Abracadabra: Language, Memory, Representation


Medieval Memory Systems

Despite the increasing circulation of books and manuscripts from the ancient to the medieval era, the memory system never disappeared. In fact, philosophical and theological writings on memory increased (such as those of Thomas Aquinas and Albertus Magnus). The techniques of the arts of memory should be seen not as a relic of a gratefully forgotten era, but as fundamentally continuous with today.

Mary Carruthers makes a very strong point (in a book called The Book of Memory) that throughout the ancient and medieval period, memory itself is conceived of as a kind of inscription-- not as something separate or preliminary to an age of literacy. Rather, the ancient and medieval scholars literally (no pun intended) wrote their memories in their brains in order to use them as they would printed texts.

Not all memory is rote memory-- The field guide is not just a list of birds; it is a guide to seeing them. Whether they actually appear in nature is only a fraction of the game, the rest is up to us. Similarly, Memory systems were always used in particular places and for particular purposes, not just to store up all the things and events of the past.

In the Medieval period, arts of memory underwent some of their most interesting changes. The medieval period in Western Europe is dominated by Christian Theology and Aristotelian science. From about the 2nd century A.D until the Renaissance, Aristotle was the premier authority for philosophers and scientists, while Augustine was probably the greatest theological authority. In the middle ages two Dominican Saints Albertus Magnus and Thomas Aquinas were equally knowledgeable about Aristotle and Augustine.

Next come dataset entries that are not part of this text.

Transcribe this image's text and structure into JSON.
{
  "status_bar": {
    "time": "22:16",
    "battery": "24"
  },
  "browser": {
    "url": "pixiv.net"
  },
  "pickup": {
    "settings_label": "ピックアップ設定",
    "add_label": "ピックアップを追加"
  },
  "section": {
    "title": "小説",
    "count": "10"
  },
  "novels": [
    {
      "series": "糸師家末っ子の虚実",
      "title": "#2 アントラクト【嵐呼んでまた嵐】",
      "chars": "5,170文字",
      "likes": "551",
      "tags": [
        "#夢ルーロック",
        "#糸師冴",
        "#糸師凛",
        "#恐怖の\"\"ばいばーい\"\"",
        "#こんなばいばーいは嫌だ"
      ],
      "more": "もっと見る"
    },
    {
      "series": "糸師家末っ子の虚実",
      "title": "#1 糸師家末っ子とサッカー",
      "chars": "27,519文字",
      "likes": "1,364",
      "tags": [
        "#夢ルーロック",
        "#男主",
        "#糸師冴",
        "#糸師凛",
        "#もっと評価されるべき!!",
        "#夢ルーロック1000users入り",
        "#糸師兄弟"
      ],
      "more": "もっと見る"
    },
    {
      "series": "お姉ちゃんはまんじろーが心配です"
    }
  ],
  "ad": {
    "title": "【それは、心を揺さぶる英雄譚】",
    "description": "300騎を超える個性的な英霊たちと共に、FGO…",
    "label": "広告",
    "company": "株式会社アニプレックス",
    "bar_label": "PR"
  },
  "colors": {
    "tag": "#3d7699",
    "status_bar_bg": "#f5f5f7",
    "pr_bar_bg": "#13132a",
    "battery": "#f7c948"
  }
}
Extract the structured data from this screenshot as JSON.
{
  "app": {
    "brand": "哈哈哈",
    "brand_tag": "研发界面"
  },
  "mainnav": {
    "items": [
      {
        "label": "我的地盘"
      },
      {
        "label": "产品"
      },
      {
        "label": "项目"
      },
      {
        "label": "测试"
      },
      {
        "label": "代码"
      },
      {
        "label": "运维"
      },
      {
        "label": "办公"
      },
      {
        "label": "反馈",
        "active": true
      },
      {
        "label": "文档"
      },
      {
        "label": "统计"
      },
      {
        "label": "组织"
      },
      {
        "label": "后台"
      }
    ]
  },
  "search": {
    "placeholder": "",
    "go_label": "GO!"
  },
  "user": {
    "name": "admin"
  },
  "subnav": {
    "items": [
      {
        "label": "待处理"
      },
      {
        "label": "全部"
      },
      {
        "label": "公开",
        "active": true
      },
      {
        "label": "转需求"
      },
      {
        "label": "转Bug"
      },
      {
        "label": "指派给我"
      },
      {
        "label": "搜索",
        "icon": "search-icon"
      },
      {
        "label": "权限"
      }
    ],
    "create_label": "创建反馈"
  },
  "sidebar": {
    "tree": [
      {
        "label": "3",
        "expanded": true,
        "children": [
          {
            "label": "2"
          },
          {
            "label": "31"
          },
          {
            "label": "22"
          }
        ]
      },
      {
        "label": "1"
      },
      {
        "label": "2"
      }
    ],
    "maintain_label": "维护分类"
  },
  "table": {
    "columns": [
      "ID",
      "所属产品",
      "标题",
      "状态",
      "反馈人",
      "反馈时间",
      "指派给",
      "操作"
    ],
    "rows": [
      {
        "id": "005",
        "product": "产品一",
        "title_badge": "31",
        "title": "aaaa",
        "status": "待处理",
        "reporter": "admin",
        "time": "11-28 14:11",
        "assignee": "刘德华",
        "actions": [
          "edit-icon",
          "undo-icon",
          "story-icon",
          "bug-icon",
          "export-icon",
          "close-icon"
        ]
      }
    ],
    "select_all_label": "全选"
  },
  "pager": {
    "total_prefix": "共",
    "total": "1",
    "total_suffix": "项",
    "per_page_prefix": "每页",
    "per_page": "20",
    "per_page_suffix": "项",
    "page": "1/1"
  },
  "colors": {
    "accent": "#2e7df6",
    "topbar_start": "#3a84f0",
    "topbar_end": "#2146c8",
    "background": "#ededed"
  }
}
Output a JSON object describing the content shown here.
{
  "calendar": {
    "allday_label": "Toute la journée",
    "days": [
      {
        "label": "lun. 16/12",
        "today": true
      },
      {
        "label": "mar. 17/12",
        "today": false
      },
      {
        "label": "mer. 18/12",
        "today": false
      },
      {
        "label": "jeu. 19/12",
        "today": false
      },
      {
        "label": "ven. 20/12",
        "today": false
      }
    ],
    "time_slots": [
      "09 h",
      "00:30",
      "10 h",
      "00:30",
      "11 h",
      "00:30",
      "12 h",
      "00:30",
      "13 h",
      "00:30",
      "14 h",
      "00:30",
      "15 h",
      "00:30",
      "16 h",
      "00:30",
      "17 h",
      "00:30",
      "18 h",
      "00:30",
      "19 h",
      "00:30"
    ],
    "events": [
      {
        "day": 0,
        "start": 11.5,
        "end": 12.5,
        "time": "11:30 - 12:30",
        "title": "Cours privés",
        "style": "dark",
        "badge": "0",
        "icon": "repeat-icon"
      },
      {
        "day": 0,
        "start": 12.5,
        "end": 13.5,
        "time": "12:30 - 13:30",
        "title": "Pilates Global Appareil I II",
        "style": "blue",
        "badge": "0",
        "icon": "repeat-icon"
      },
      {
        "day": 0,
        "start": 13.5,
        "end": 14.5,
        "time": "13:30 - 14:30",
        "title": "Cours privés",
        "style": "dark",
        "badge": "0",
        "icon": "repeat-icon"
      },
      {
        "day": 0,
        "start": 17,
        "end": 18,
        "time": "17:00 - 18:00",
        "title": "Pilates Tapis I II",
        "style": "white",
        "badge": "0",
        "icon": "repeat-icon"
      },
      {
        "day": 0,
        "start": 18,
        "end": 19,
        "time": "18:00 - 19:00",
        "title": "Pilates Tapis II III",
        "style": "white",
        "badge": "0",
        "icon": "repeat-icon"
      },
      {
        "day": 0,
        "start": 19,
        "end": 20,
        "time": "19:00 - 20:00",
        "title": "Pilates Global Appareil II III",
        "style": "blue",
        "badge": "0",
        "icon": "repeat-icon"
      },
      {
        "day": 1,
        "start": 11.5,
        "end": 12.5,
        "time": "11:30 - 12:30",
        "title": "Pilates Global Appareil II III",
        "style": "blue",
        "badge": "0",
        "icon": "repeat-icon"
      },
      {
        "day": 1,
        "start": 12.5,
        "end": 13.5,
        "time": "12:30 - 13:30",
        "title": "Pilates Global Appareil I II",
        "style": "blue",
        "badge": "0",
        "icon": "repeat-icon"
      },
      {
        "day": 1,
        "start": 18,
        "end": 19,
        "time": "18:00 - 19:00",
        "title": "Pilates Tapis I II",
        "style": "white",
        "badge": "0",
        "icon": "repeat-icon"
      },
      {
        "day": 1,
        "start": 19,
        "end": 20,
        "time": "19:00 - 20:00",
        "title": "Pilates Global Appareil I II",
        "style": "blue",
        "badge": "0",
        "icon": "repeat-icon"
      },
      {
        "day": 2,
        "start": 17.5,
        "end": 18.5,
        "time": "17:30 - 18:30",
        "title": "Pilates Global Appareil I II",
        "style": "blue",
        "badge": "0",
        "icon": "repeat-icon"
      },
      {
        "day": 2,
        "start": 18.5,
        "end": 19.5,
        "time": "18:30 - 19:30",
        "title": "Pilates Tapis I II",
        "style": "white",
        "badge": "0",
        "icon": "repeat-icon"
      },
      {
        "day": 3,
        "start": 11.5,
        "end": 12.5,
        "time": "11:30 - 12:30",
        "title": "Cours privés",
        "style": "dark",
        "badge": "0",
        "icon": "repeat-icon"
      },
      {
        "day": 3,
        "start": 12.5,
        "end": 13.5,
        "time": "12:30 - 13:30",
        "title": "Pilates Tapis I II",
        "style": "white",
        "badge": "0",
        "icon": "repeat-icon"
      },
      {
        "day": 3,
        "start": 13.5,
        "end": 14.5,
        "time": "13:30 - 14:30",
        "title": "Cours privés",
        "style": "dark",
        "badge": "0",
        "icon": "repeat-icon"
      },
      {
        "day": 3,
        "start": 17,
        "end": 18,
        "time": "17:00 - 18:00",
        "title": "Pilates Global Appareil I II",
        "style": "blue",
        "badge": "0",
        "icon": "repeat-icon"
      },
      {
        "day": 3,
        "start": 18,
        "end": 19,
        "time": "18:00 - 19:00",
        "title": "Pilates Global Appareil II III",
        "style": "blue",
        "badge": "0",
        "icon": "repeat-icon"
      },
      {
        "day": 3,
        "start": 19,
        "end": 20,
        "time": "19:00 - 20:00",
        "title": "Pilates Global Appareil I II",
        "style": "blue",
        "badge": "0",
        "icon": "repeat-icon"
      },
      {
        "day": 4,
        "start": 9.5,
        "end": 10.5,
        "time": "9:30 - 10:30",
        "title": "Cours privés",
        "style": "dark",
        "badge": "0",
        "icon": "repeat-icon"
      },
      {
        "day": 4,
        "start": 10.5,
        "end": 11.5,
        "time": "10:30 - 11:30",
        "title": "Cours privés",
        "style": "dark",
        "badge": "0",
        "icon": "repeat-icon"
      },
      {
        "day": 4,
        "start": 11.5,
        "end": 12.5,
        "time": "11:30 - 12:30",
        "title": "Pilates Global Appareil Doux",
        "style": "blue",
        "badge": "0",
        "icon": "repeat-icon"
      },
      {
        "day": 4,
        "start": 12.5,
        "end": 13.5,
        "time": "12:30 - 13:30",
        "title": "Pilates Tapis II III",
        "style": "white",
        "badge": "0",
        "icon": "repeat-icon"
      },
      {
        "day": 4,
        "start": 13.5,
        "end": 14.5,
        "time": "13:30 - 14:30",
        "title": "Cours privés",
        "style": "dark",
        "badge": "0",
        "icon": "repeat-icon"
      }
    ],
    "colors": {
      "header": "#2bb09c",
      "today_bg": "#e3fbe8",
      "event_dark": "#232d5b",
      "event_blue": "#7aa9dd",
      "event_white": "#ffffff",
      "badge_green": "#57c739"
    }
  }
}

In the medieval period the memory systems of old gain new purchase: they become pious, divine, ethical, oriented towards not only rhetorical functions but ethical (concerning how to live an ethical life) as well.

In Medieval Christian philosophy there are four Virtues: Fortitude, Justice, Temperance, Prudence. It is Prudence that commands our attention, because this is the place of memoria. Within prudence, Medieval Scholars included memoria, intelligentia and providentia. A famous painting by Titian (1565) portrays the allegory of prudence with the heads of three men (an old man for memory, a middle aged bearded man for the present and young man for the future) and three animals (a wolf who has already devoured the past, a lion representing the uncertain present, and a "fawning dog" representing the future). Aquinas explains that it is only by looking carefully upon past things that we can be rightly directed to present and future things, hence Prudence, the opposite of imprudence-- of risk. Certainty comes from Memory and the proper organization of words and images. Such a temporal understanding of memory is crucial for the development of methods of scientific experiment since it makes sensible the notion of 'probability' or uncertainty as a function of knowledge.

Read Chapters 3 and 4 of Yates for more detailed information on the medieval memory systems. Note especially:

  • the use of memory systems to remember virtues and vices, as a method for living.
  • The notion of "Corporeal Similtudes" vs. Imagines Agentes.
  • The two types of memory system: simple mnemonic and complicated Dante-esque. Yates suggest that Dante's masterwork should be considered as such a system, Petrarch also referenced frequently in this vein.
Book of Hours of
	  Catherine Cleves

A Book of Hours made for Catherine of Cleves, Duchess of Guelders, c. 1440. Aviary memory motif also noted by Mary Carruthers; from Carruthers The Book of Memory, Cambridge University Press, 1990.

Christopher M. Kelty
Last modified: Fri Feb 7 09:13:32 CST 2003